possible directions for the upcoming finan- cial literacy expectations.


F1.2 Identify and describe vari- ous reliable sources of information that can help with planning for and reaching a financial goal.


The Fraser Institute is a Canadian think tank with a great motto – If It Matters, Measure It. But here’s the thing. Measurement is in- evitably a political process; we come to dif- ferent conclusions depending on if and what we choose to measure and how we choose to measure it. The Fraser Institute is considered a conservative, libertarian organization, so it would fit nicely in a critical mathematics classroom when looking at the financial im- plications of their reports and recommenda- tions. When looking for “reliable” sources of information, teaching students to expose an organization’s funding sources can put the conclusions they come to into perspective. If, for example, the Fraser Institute accepts hundreds of thousands of dollars from the business community, we could ask whether their financial advice happens to benefit… that business community. If we’re looking for a different perspec- tive though, we might look at the Canadian


Centre for Policy Alternatives’ Alternative Federal Budget. Here is how the CCPA de- scribes this project:


“The Alternative Federal Budget is a ‘what if’ exercise – what a government could do if it were truly committed to an economic, social, and environmental agenda that reflects the values of the large majority of Canadians – as opposed to the interests of a privileged minor- ity. It demonstrates in a concrete and compel- ling way that another world really is possible.”

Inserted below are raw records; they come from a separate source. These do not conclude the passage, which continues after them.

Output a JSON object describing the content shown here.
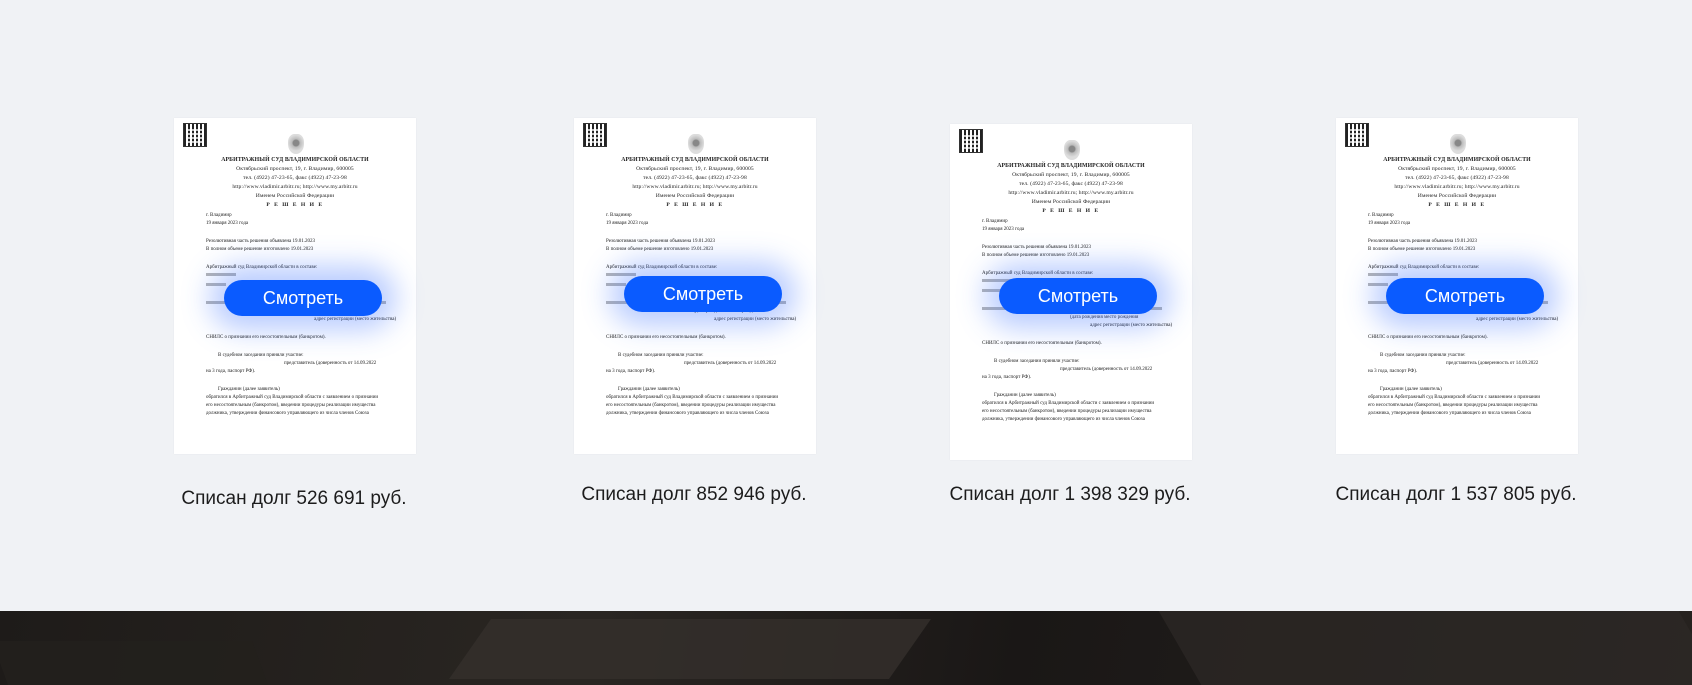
{
  "cards": [
    {
      "button_label": "Смотреть",
      "caption": "Списан долг 526 691 руб."
    },
    {
      "button_label": "Смотреть",
      "caption": "Списан долг 852 946 руб."
    },
    {
      "button_label": "Смотреть",
      "caption": "Списан долг 1 398 329 руб."
    },
    {
      "button_label": "Смотреть",
      "caption": "Списан долг 1 537 805 руб."
    }
  ],
  "document": {
    "court": "АРБИТРАЖНЫЙ СУД ВЛАДИМИРСКОЙ ОБЛАСТИ",
    "address": "Октябрьский проспект, 19, г. Владимир, 600005",
    "phone": "тел. (4922) 47-23-65, факс (4922) 47-23-98",
    "site": "http://www.vladimir.arbitr.ru; http://www.my.arbitr.ru",
    "name_of": "Именем Российской Федерации",
    "decision": "Р Е Ш Е Н И Е",
    "city": "г. Владимир",
    "date": "19 января 2023 года",
    "line1": "Резолютивная часть решения объявлена 19.01.2023",
    "line2": "В полном объеме решение изготовлено 19.01.2023",
    "line3": "Арбитражный суд Владимирской области в составе:",
    "line4": "(дата рождения                     место рождения",
    "line5": "адрес регистрации (место жительства)",
    "line6": "СНИЛС                  о признании его несостоятельным (банкротом).",
    "line7": "В судебном заседании приняли участие:",
    "line8": "представитель (доверенность от 14.09.2022",
    "line9": "на 3 года, паспорт РФ).",
    "line10": "Гражданин                              (далее          заявитель)",
    "line11": "обратился в Арбитражный суд Владимирской области с заявлением о признании",
    "line12": "его несостоятельным (банкротом), введении процедуры реализации имущества",
    "line13": "должника, утверждении финансового управляющего из числа членов Союза"
  },
  "colors": {
    "button": "#0a5bff",
    "background": "#f0f2f5",
    "footer": "#1e1b19"
  }
}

As we plan for more fair and just com-


munities, especially throughout and in the wake of COVID-19, reliable sources of in- formation will be essential, especially when it comes to understanding the financials be- hind our goal setting.


F1.3 Create, track and adjust sample budgets designed to meet longer- term financial goals.


One source of inspiration students can use when making their own budget is their city budget. In Toronto, as elsewhere, prop- erty taxes fuel municipal services. Taking a close look at where and in what proportions that money is spent is central to any fight for social justice.


Page 1  |  Page 2  |  Page 3  |  Page 4  |  Page 5  |  Page 6  |  Page 7  |  Page 8  |  Page 9  |  Page 10  |  Page 11  |  Page 12  |  Page 13  |  Page 14  |  Page 15  |  Page 16  |  Page 17  |  Page 18  |  Page 19  |  Page 20  |  Page 21  |  Page 22  |  Page 23  |  Page 24  |  Page 25  |  Page 26  |  Page 27  |  Page 28  |  Page 29  |  Page 30  |  Page 31  |  Page 32  |  Page 33  |  Page 34  |  Page 35  |  Page 36  |  Page 37  |  Page 38  |  Page 39  |  Page 40  |  Page 41  |  Page 42  |  Page 43  |  Page 44  |  Page 45  |  Page 46  |  Page 47  |  Page 48  |  Page 49  |  Page 50  |  Page 51  |  Page 52